It’s the kind of thing I never imagined we would ever see here, in our calm city with friendly, welcoming faces; where I wouldn’t hesitate to ask for directions or walk alone night. This is a serene place, one that can even border on the mundane.

I don’t want to give into fear and paranoia. I want to believe that ours is a city of kind people who would help each other, and band together. I don’t want to think that our neighbours and friends could be people with ill intentions and guns hiding away in the closets of their minds. I want this to be a safe city for my son to grow up in and I believe that it will be again.

Even with the penchant of late to deliver horrible news in a graphic, breathless fashion, I’ve been following along online with my favourite local station, where the news is updated in a careful, thoughtful manner, rather than creating ill-conceived headlines written to strike terror.
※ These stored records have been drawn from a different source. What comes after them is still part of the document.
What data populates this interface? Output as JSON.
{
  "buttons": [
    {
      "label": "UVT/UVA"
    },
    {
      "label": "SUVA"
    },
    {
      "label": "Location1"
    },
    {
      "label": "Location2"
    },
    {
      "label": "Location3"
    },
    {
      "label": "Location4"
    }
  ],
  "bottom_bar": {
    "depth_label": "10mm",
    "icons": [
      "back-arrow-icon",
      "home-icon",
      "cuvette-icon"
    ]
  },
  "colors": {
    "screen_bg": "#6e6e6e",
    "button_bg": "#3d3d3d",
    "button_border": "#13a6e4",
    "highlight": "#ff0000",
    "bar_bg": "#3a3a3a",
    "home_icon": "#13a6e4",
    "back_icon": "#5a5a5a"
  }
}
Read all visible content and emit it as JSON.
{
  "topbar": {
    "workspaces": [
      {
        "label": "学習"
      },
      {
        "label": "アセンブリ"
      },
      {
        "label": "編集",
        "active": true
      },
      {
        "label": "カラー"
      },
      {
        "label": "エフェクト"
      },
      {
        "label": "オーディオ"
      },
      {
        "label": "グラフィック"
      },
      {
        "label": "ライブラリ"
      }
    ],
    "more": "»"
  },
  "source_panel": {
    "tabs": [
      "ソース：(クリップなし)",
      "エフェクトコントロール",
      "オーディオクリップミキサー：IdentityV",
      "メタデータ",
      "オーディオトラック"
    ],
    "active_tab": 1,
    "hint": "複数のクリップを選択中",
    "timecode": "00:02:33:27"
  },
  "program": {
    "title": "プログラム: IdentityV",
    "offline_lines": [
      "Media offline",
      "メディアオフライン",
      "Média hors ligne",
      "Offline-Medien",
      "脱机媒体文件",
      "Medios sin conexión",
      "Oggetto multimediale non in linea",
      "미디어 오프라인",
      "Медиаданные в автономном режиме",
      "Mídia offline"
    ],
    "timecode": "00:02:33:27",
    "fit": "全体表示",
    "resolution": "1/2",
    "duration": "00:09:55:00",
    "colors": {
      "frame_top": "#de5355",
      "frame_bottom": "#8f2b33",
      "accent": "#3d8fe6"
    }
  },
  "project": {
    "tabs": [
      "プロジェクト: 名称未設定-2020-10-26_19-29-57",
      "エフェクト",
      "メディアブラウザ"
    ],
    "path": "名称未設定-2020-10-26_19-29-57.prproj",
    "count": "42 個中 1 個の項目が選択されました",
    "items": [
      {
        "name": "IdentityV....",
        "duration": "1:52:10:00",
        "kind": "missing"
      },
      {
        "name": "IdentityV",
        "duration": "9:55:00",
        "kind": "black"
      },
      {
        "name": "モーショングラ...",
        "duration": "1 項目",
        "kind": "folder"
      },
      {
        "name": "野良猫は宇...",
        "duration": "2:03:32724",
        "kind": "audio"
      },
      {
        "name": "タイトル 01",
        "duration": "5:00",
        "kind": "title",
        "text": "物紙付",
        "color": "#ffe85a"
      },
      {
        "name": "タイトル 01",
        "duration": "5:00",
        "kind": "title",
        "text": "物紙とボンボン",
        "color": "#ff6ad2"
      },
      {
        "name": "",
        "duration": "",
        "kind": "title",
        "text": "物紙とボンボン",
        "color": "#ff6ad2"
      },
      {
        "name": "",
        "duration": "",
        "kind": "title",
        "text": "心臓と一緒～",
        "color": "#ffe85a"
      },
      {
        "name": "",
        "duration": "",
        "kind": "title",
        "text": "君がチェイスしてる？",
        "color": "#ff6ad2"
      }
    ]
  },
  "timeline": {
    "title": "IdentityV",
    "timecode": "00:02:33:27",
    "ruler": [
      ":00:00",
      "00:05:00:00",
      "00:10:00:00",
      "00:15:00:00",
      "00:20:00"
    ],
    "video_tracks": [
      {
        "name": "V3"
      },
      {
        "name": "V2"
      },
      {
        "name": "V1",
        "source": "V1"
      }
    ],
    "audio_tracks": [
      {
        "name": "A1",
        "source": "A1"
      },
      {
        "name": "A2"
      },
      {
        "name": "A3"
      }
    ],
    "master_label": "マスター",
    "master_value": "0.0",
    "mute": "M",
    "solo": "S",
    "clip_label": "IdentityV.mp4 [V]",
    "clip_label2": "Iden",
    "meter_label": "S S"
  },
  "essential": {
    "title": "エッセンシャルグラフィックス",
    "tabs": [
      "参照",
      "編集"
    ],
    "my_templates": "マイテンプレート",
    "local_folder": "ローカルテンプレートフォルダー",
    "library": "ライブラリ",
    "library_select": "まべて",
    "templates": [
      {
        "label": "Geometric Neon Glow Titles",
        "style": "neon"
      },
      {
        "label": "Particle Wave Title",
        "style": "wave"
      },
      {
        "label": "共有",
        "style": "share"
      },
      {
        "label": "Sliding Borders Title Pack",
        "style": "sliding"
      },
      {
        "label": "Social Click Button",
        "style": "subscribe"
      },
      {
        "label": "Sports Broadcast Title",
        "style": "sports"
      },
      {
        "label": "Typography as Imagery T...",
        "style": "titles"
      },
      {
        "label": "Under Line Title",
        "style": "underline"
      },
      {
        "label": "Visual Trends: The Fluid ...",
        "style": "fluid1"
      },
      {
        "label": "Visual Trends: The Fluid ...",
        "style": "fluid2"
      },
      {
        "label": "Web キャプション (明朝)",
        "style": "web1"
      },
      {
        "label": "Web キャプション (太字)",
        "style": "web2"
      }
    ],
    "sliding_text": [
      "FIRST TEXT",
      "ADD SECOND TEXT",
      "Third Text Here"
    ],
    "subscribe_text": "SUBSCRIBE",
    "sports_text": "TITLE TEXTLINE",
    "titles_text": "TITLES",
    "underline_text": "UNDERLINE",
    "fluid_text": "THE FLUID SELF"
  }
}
I’m glad about that. I’m not trying to disparage or brush aside what happened today. A soldier with a family who loved him was gunned down. Some were injured, and many others were thrown into panic by the sound of gunfire and emergency sirens.

This is not something we’ve seen here before and I just hope and pray it is not something we see again.An in-depth assessment or the situation, and more security measures may need to be taken, and my hope is that this is something we can do in a deliberate, intelligent manner.

After my son’s nap today, we laid down on my bed for a moment. Him still sleepy, and snuggled in close, fitting right to my body with his silky hair right under my chin. I sang a bit, and he nestled there, then looked up into my face with a funny little grin. I want this world that he will know to be a good one.

I’m gazing out the window now, quietly, watching the birds soar past. So sure of what they are doing and where they are going, uninterrupted in their path of flight. The sky is clear and blue; the trees outside still filled with specks of shifting green-yellow-red brilliance, and I breathe, feeling the remnants of uneasiness. Things are ok, and for that I am lucky.